I’ve never had a very high opinion of the foodie movement. To me it’s no great coincidence that foodie (sort of) rhymes with snooty.
Sure, I like food that tastes good. But I can’t help being turned off by an extreme and expensive obsession with luxurious foods in a world where 2 billion people don’t have access to clean water and another billion don’t get enough calories. Who cares if your goat cheese is handcrafted or your guindilla peppers were cooked in the Basque tradition? Shouldn’t we just be happy to have enough?
And, I admit it—I don’t trust most foodies to make ethical decisions about food. Foodie-ism tends to be about pleasure, not making the world a better place. If paté foie gras is on the menu, you can bet it’s at a restaurant catering to foodies. After all, it is foodie guru Anthony Bourdain who said:
“ To me, life without veal stock, pork fat, sausage, organ meat, demi-glace, or even stinky cheese is a life not worth living. Vegetarians are the enemy of everything good and decent in the human spirit, and an affront to all I stand for, the pure enjoyment of food.”
So for a long time, I’ve believed that foodie-ism is antithetical to ethical eating. But a bunch of new vegan cooks and bloggers are changing my mind. They are people who are dedicated to ethical meals that taste exceptional. Fabulous, fresh, well-prepared food that pleases the palate and saves animals—it’s not a bad thing.
While these recipes may not represent everyday cooking for vegans (there are some definite time issues here!) they show the world that dishes containing no animal products can be divinely gourmet and extraordinary. These cooks put an attractive and appealing face on vegan diets, and that is good activism for animals.
Here are just a few of the blogs that are creating a welcome new image for vegan fare. (The suggestions came from some of the wonderful vegan tweeps over at twitter.com. As usual, I don’t know what I would do without them!)
And, for those who don’t have time to whip up gourmet fare but just want to know where to find it, check out veggiething for ideas about some of the best vegan foods on restaurant menus.
Food, to be truly nourishing, should be pleasing to all the senses – including one’s senses of honor and justice, dignity and ethics, I think.
I’ve run across snooty foodies (ick) who’ve poisoned my meals by objecting to the particulars of how the lettuce was cut (or torn) (real example!); perhaps the kind of hobbyist I am is “mealie” or “estheticky”, becasue what I aim for is full enjoyment of the meal, from the purchase, through the preparation, through the presentation, through the eating, and including the clearing up. Unethical food sourcing (whether by harming animals or oppressing humans) would spoil my meal just as badly as placing a large dog turd on the plate.
@shunra well, that was frank 😉
I know; Shunra you are too funny! I am definitely planning to find a way to quote the dog turd comment!
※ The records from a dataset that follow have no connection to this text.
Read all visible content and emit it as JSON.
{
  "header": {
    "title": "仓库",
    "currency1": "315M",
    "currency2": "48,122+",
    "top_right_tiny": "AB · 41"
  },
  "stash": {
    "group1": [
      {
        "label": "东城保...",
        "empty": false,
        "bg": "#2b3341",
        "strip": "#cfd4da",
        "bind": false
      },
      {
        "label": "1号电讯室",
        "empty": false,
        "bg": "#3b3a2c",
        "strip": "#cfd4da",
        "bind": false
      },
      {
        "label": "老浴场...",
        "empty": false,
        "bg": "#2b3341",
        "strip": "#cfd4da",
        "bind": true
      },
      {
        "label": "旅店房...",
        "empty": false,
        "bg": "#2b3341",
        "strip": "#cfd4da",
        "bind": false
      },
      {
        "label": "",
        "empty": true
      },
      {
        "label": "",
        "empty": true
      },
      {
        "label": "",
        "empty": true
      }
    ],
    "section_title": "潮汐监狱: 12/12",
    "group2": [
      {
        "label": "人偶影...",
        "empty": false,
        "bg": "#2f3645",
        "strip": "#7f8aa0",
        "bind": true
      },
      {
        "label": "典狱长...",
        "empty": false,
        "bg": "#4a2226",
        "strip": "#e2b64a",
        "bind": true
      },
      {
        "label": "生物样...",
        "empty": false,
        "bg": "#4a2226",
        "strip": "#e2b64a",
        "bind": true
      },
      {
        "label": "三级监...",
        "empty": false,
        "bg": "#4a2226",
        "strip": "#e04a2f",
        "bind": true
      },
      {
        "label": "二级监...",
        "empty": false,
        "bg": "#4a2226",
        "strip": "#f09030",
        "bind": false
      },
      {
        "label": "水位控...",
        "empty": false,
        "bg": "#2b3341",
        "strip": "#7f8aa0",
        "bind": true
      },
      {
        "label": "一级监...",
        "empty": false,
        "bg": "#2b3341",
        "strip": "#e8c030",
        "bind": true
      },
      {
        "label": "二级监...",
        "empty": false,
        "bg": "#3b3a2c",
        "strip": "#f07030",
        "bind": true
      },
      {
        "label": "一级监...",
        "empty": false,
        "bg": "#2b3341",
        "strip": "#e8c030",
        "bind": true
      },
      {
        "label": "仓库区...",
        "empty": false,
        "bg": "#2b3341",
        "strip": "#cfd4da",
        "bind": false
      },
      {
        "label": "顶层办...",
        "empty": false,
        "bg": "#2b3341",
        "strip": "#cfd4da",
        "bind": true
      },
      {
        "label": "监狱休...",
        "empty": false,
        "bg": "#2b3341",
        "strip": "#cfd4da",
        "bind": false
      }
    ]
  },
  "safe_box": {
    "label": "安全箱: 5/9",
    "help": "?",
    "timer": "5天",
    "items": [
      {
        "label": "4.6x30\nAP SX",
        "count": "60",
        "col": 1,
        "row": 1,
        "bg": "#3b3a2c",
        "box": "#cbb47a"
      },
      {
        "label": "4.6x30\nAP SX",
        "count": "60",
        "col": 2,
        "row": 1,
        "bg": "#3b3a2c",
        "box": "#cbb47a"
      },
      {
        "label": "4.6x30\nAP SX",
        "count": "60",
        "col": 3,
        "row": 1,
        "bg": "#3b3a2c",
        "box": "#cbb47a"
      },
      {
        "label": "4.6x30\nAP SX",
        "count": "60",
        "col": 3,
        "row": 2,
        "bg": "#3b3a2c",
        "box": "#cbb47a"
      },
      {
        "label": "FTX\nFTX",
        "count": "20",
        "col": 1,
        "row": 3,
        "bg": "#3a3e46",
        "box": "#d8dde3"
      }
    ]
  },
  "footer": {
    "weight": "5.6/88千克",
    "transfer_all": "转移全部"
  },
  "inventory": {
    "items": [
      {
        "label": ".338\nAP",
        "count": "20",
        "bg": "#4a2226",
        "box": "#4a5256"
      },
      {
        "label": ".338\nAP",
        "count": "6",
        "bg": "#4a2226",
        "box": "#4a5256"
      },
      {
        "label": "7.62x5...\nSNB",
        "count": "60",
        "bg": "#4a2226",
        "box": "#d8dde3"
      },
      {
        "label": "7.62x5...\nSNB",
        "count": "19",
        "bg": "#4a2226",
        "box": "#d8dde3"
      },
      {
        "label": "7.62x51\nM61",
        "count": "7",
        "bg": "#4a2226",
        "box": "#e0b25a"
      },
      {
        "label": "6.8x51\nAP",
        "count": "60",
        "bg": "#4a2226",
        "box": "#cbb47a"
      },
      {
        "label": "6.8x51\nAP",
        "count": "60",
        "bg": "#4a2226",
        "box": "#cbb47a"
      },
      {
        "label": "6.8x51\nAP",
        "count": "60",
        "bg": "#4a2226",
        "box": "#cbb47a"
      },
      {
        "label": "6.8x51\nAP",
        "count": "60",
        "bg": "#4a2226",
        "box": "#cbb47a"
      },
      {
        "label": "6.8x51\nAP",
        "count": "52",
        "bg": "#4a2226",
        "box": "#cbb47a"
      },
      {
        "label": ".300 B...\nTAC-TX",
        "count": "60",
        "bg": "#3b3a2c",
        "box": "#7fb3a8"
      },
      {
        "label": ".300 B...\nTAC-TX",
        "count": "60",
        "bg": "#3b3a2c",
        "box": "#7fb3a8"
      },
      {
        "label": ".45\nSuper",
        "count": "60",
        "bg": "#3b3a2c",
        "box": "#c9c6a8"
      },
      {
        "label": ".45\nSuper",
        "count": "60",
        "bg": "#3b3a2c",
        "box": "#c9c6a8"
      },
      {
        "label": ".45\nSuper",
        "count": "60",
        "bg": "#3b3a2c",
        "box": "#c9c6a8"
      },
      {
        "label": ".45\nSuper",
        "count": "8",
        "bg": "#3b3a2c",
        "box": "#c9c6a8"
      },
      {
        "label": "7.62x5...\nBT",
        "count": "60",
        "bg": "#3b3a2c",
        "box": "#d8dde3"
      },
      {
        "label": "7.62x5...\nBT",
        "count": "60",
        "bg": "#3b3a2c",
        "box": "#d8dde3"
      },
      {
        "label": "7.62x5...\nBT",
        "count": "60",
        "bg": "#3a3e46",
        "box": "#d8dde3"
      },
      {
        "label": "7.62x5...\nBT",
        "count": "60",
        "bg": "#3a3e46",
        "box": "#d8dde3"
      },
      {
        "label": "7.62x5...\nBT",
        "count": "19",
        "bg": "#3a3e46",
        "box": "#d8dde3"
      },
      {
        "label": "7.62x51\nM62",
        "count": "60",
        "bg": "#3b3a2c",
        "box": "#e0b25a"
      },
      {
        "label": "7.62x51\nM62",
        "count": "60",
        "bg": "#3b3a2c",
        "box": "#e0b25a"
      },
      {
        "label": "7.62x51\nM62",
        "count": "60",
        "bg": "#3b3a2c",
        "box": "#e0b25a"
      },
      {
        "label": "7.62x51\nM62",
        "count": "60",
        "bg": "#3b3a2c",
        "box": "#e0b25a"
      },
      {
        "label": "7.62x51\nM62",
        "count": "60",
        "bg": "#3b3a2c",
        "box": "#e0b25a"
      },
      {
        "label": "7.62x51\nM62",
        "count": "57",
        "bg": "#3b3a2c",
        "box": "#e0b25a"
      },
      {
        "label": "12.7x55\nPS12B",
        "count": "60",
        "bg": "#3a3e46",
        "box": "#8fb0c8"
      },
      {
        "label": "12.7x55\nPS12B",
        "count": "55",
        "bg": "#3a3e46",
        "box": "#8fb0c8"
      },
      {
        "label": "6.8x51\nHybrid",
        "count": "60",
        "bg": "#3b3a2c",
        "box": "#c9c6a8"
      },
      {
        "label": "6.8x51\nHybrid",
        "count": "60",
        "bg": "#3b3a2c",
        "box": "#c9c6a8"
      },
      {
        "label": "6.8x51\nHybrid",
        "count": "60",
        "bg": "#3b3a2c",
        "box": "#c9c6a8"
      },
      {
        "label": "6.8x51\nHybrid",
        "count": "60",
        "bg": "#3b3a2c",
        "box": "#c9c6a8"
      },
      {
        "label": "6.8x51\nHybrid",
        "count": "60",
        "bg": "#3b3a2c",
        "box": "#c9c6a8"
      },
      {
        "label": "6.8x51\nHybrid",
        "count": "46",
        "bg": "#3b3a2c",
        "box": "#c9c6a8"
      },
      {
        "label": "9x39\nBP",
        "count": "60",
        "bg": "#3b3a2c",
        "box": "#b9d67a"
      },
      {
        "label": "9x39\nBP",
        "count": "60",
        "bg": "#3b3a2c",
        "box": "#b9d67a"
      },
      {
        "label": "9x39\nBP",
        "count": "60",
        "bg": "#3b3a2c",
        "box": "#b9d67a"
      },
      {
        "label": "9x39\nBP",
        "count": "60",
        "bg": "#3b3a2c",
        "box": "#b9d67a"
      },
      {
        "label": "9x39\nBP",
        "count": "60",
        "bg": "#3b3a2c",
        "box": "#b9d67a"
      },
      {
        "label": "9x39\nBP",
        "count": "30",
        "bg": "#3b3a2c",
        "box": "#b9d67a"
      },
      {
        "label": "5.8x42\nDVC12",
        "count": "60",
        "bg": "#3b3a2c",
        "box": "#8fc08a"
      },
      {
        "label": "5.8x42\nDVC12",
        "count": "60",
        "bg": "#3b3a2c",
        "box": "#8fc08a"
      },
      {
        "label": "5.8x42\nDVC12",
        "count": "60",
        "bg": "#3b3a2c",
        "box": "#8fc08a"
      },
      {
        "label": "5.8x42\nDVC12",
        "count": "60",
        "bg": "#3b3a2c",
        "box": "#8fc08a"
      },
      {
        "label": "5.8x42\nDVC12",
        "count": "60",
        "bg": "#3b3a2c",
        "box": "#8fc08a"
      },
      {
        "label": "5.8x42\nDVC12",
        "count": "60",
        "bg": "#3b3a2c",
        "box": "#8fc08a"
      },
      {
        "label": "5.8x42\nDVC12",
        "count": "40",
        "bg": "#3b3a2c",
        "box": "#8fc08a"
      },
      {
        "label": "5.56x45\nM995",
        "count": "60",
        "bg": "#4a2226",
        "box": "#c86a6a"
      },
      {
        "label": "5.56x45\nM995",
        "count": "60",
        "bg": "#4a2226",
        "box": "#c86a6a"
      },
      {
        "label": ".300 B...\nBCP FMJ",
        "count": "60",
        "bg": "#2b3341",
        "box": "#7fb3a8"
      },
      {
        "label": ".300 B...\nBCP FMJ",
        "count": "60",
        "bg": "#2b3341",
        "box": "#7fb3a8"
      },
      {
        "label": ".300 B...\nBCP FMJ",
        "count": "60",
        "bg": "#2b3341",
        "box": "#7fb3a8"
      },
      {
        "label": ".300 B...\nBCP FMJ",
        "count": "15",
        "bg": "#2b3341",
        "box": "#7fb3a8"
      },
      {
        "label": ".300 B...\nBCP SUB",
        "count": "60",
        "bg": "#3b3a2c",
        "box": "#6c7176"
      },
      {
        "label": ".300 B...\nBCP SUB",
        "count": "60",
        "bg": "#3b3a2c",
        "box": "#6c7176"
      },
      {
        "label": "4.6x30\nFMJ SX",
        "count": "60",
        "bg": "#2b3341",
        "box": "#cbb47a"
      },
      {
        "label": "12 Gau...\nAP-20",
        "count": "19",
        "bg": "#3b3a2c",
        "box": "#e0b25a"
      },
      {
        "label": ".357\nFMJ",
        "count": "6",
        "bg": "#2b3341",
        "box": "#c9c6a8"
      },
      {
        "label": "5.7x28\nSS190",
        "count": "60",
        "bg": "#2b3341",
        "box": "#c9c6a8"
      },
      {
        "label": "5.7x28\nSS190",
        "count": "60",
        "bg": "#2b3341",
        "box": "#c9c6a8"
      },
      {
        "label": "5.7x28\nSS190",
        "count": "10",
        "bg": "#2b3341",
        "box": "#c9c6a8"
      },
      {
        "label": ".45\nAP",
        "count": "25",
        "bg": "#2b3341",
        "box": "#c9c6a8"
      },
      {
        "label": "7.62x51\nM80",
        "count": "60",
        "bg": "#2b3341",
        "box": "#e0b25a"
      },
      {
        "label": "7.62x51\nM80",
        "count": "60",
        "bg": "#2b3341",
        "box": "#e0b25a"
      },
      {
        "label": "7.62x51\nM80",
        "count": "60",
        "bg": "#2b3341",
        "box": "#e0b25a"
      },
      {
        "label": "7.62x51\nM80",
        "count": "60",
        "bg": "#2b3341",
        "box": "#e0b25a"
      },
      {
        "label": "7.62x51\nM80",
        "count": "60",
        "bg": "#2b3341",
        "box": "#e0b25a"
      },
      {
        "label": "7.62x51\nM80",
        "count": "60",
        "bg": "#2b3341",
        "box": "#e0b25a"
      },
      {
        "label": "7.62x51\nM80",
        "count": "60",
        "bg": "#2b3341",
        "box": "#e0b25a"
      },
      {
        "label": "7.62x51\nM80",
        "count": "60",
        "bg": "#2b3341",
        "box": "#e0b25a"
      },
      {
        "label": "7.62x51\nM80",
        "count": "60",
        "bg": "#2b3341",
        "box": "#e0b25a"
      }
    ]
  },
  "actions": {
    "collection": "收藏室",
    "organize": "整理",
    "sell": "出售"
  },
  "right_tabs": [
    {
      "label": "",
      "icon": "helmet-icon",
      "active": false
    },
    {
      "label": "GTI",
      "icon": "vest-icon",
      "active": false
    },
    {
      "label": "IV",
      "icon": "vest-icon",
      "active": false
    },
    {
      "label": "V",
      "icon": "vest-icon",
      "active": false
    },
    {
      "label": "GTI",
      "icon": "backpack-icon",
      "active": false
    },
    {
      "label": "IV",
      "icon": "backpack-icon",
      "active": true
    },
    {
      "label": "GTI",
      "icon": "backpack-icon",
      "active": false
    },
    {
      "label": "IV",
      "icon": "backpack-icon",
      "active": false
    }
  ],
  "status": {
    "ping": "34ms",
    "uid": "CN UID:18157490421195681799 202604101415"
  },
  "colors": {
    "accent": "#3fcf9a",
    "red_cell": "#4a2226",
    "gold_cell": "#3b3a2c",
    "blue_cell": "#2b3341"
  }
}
just discovered your blog today and am truly enjoying your posts.
i know this is an old entry, but i just wanted to take a second to sing the praises of vegandad.blogspot.com. some of his recipes are a little time-consuming, but as a dad he takes pleasure in creating simple meals as well. and as a vegan food blogger, he enjoys tweaking his recipes from time to time to make them even better (or simply different). just passing it on. 🙂